RING-NECKED DUCK – (Aythia collaris)
The Ring-necked duck has a neck ring (hence the Latin word ‘collaris’ which means ‘neck’) but it is hard to see, as it is reddish-brown on a background of black for the head, back and breast in the drake (it is visible on some of the photos below when they are enlarged).
The bird sides are grey and the under parts white. The bill in the drake is black with one white ring near the base and another one near the tip. Females have a dark brown head top and back and lighter brown sides, and a dark bill with a faint white ring near the tip. The forehead of this duck is rather flat. It is similar in color pattern to the Greater and Smaller scaups.
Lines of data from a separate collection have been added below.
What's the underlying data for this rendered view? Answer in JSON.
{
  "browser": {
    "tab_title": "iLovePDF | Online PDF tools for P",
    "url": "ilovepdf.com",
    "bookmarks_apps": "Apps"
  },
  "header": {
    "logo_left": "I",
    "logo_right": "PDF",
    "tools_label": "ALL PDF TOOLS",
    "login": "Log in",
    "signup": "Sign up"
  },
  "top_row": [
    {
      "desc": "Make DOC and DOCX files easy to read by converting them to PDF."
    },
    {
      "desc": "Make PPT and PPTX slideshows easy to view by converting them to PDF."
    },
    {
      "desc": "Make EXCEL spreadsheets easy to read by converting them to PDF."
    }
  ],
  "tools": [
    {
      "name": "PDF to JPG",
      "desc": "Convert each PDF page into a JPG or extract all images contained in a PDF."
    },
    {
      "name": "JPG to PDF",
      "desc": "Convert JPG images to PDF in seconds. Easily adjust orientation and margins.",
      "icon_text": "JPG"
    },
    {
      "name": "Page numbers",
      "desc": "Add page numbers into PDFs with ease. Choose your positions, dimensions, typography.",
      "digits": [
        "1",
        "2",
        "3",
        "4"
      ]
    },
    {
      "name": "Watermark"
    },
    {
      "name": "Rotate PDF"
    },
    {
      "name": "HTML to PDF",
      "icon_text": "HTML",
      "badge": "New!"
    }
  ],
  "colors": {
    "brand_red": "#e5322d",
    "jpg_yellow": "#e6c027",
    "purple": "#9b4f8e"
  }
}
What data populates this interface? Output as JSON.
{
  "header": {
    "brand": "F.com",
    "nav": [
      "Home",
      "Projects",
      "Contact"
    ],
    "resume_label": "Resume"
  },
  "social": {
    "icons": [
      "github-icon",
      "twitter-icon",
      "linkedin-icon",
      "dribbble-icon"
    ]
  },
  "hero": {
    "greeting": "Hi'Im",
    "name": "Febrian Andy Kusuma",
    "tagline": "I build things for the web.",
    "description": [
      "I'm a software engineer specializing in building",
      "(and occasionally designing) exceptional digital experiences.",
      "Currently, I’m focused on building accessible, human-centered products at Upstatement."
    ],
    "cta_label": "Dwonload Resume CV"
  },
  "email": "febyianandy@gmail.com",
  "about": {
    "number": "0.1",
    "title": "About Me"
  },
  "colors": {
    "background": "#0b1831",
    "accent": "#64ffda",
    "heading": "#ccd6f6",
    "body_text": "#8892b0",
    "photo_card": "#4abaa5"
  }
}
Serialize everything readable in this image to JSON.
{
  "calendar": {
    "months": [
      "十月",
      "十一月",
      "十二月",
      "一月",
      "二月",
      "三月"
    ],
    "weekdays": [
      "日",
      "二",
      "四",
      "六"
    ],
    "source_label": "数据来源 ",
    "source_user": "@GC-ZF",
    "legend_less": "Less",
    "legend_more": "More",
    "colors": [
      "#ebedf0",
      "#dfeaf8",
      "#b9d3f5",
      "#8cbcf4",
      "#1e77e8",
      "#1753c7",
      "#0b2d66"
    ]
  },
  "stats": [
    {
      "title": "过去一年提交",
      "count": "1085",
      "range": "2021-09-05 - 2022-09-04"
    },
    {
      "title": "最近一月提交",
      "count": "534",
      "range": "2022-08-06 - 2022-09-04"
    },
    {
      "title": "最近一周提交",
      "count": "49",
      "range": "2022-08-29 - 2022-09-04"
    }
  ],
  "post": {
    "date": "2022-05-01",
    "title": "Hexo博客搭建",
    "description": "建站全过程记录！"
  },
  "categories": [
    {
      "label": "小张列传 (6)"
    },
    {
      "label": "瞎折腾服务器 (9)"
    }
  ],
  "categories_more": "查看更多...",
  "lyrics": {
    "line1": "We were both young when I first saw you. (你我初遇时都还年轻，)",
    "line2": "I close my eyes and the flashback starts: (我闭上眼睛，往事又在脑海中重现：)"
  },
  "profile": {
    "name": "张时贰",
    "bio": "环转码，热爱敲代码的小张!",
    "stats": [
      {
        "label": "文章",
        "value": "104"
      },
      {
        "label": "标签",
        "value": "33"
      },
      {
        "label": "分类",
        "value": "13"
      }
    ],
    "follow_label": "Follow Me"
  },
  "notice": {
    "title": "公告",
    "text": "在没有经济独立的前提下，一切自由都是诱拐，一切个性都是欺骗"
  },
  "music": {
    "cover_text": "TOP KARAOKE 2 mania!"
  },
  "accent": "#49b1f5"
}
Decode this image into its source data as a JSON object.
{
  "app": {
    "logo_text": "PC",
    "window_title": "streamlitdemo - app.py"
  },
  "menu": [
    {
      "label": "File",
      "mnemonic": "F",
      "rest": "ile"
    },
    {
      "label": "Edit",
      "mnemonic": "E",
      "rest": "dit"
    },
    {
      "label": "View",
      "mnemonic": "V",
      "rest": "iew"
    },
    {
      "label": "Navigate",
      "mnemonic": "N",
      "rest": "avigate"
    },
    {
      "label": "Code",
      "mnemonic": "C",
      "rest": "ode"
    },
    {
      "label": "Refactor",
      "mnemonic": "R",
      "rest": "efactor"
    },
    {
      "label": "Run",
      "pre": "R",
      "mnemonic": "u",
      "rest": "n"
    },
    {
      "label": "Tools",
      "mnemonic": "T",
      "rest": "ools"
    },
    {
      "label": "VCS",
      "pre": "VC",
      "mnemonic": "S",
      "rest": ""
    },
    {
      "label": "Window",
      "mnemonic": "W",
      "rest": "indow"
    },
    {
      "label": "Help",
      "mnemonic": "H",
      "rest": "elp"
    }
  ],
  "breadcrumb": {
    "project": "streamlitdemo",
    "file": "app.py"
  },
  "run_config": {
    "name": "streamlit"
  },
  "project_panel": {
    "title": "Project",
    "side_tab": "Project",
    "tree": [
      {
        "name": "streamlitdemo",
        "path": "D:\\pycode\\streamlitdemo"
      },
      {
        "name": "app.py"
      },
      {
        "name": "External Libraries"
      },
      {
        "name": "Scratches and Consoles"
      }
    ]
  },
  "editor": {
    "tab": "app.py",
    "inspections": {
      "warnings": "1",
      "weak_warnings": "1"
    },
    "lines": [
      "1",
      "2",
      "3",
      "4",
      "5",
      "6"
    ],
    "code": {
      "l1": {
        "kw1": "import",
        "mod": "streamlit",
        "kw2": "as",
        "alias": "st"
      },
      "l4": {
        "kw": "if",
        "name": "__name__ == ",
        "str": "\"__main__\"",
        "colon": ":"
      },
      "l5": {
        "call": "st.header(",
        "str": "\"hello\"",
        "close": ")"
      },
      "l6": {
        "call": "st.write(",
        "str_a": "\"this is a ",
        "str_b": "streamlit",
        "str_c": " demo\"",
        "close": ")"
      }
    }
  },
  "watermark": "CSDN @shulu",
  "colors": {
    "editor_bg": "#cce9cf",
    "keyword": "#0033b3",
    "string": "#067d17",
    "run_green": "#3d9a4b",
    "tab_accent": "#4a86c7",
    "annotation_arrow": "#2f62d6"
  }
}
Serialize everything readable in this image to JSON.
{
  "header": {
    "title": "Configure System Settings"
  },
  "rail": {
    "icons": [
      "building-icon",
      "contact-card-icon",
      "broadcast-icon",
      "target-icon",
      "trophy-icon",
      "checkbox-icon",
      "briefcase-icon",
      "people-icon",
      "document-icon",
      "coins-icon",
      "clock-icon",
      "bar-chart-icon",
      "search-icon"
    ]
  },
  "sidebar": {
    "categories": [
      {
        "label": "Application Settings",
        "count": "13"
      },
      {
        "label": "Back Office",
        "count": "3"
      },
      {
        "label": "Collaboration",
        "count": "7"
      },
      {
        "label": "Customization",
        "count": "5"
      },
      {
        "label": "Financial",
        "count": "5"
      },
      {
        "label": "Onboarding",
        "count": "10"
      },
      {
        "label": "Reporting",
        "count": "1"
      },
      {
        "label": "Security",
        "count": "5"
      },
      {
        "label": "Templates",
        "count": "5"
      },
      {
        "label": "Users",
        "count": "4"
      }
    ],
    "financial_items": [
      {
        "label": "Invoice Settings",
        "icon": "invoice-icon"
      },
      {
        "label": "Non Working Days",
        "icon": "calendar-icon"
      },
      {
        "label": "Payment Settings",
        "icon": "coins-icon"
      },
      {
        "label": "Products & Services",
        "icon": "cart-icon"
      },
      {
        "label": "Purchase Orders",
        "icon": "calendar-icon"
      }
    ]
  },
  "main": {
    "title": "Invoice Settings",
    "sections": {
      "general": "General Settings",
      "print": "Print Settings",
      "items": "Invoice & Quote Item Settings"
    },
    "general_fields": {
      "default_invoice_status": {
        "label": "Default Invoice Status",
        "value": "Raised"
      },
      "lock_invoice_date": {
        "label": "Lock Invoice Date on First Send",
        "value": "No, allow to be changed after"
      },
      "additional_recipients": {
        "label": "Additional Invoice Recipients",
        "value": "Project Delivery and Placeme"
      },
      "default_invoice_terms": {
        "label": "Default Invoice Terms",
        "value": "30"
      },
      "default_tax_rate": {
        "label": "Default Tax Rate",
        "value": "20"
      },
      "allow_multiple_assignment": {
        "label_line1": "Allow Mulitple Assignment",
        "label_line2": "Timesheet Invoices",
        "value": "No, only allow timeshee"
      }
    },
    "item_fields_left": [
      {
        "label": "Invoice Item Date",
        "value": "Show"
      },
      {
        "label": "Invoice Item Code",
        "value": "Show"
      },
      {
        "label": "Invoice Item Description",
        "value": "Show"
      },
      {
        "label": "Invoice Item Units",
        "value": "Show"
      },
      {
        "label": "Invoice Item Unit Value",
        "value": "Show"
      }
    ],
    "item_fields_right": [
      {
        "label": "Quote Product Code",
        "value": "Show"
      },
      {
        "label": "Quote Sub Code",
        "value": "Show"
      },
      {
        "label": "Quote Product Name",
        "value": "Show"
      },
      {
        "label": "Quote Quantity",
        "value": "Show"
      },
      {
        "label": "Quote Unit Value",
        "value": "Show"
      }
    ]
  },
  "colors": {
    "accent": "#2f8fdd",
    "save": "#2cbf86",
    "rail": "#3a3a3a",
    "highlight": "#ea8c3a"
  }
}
The ring-necked duck is around 45 cm (17 in.) long.
The ring-necked duck is a diving duck of fresh water habitats. It is frequently seen on beaver ponds and other wooded lakes. It feeds on invertebrates and aquatic plants.
The ring-necked duck breeds in PEI, as well as in the mid-latitudes of Canada. It is very common on the island, except in the winter. Its wintering range is mainly in the southern USA and Mexico. These ducks form very large flocks during migration, and will be found feeding on wild rice in Lake of the Woods in Ontario and in Minnesota.